But it was the last time I let it happen without saying anything, taking action.

So I take to Facebook — what else would a girl who wants to call people out do?

I write about being tired of that sorority bullying my friends and that hate never wins. And I use the sorority’s name in the post, too.

The funniest part — I’m a legacy of that sorority.

My three college roommates and I stuck together, especially junior and senior years. We’re still close and get together at least once a year to celebrate all our our birthdays, which fall within two months. Shannon, Madeline, me and Casey at our favorite spot — El Cancun restaurant.

A few days later, I’m contacted by the dean’s office.

I freak out because I’m about to graduate and part of me worries these girls have come up with this elaborate story to get me in trouble.

I walk into the dean’s office, my heart beating.

But I had nothing to worry about — it was the best conversation I could’ve hoped for.

It’s like she said without flat out saying that she understood my side.

I could tell she knew it was silly, high school-like drama — drama I knew I was too old for.

She didn’t want me leaving the university, graduating in bad spirits.

And I didn’t.

Great things happened to me before I graduated, things two years later I started to realize happened to reassure me the mean girls were calling me a whore just to be mean and pushing me around to belittle me.

I presented my undergraduate research on discrimination against women in the workplace at SOURCE in 2016. The research was a project in one of my favorite classes — multimedia reporting of public issues.

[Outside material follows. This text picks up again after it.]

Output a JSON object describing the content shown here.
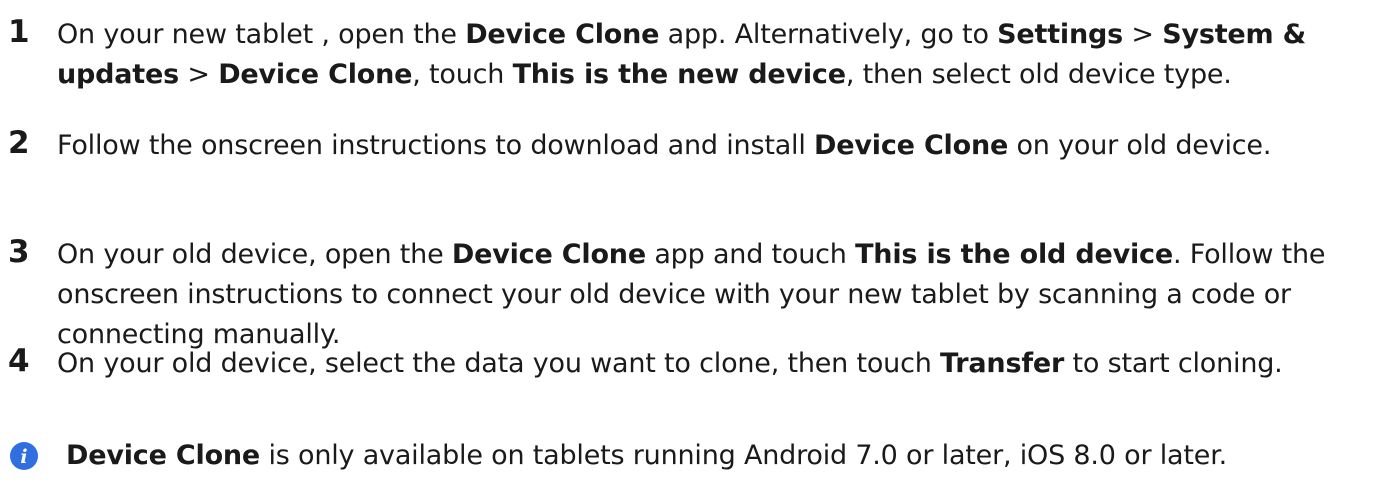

I presented my undergraduate research project at a conference — a project on discrimination against women in the workplace. And I won my first ever award — the Terry Plumb Journalism Award for general reporting after covering a range of topics during my internship at The Herald in Rock Hill.

The great things were a push of encouragement, a you’ve-got-this reminder as I went into my first job as a journalist.

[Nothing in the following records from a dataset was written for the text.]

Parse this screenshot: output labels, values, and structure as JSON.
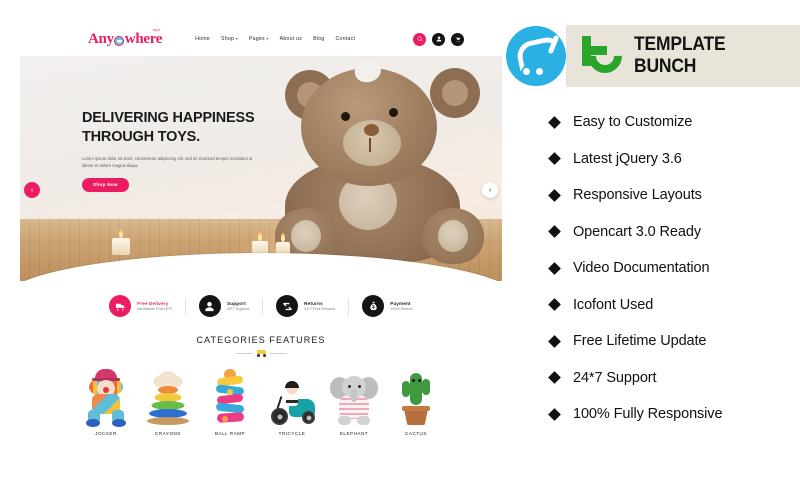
{
  "preview": {
    "header": {
      "logo_text_left": "Any",
      "logo_text_right": "where",
      "logo_superscript": "toys",
      "nav": [
        {
          "label": "Home",
          "has_caret": false
        },
        {
          "label": "Shop",
          "has_caret": true
        },
        {
          "label": "Pages",
          "has_caret": true
        },
        {
          "label": "About us",
          "has_caret": false
        },
        {
          "label": "Blog",
          "has_caret": false
        },
        {
          "label": "Contact",
          "has_caret": false
        }
      ],
      "icons": [
        {
          "name": "search-icon",
          "color": "#ec1c62"
        },
        {
          "name": "account-icon",
          "color": "#141414"
        },
        {
          "name": "cart-icon",
          "color": "#141414"
        }
      ]
    },
    "hero": {
      "heading_line1": "DELIVERING HAPPINESS",
      "heading_line2": "THROUGH TOYS.",
      "paragraph": "Lorem ipsum dolor sit amet, consectetur adipiscing elit, sed do eiusmod tempor incididunt ut labore et dolore magna aliqua.",
      "button_label": "Shop Now",
      "prev_arrow": "‹",
      "next_arrow": "›"
    },
    "services": [
      {
        "title": "Free Delivery",
        "subtitle": "Worldwide From $75",
        "icon": "truck-icon",
        "accent": "#ec1c62"
      },
      {
        "title": "Support",
        "subtitle": "24*7 Support",
        "icon": "user-support-icon",
        "accent": "#141414"
      },
      {
        "title": "Returns",
        "subtitle": "24*7 Free Returns",
        "icon": "returns-icon",
        "accent": "#141414"
      },
      {
        "title": "Payment",
        "subtitle": "100% Secure",
        "icon": "money-bag-icon",
        "accent": "#141414"
      }
    ],
    "categories": {
      "title": "CATEGORIES FEATURES",
      "items": [
        {
          "name": "JOCKER"
        },
        {
          "name": "CRAYONS"
        },
        {
          "name": "BALL RAMP"
        },
        {
          "name": "TRICYCLE"
        },
        {
          "name": "ELEPHANT"
        },
        {
          "name": "CACTUS"
        }
      ]
    }
  },
  "panel": {
    "brand_name": "TEMPLATE BUNCH",
    "opencart_logo": "opencart-cart-icon",
    "band_color": "#e8e4d9",
    "brand_green": "#2aa52a",
    "opencart_blue": "#2bb0e4",
    "bullet_glyph": "◆",
    "features": [
      "Easy to Customize",
      "Latest jQuery 3.6",
      "Responsive Layouts",
      "Opencart 3.0 Ready",
      "Video Documentation",
      "Icofont Used",
      "Free Lifetime Update",
      "24*7 Support",
      "100% Fully Responsive"
    ]
  }
}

Now having shared the two worst bullying incidents I’ve been through, and if you mean gals have even read this far or at all, I’d like to thank all of the mean girls.

Thank you for making me strong enough to push through the hurt of your meanness.

Thank you for bullying me so in turn I could be my own advocate, telling myself and encouraging myself that all you said bad about me wasn’t true.

Thank you for being the subject in this it-was-hell-but-it-gets-better blog — a blog I hope will touch others who have struggled with the same things.

Thank you for doubting me because it feels so great to prove you wrong.

And most of all, thank you to my ex-friend group who abandoned me in ninth grade because you taught me how to be an independent, real, down-to-earth person. You all taught me what kind of friends I do want and what kind of friends I don’t want. You taught me to be a person who understands what really is key to making a quality life — humility, understanding and listening others’ brokenness, accepting people as they come.

A big laugh at our old “neighbs” house. We always brought the moose blanket along.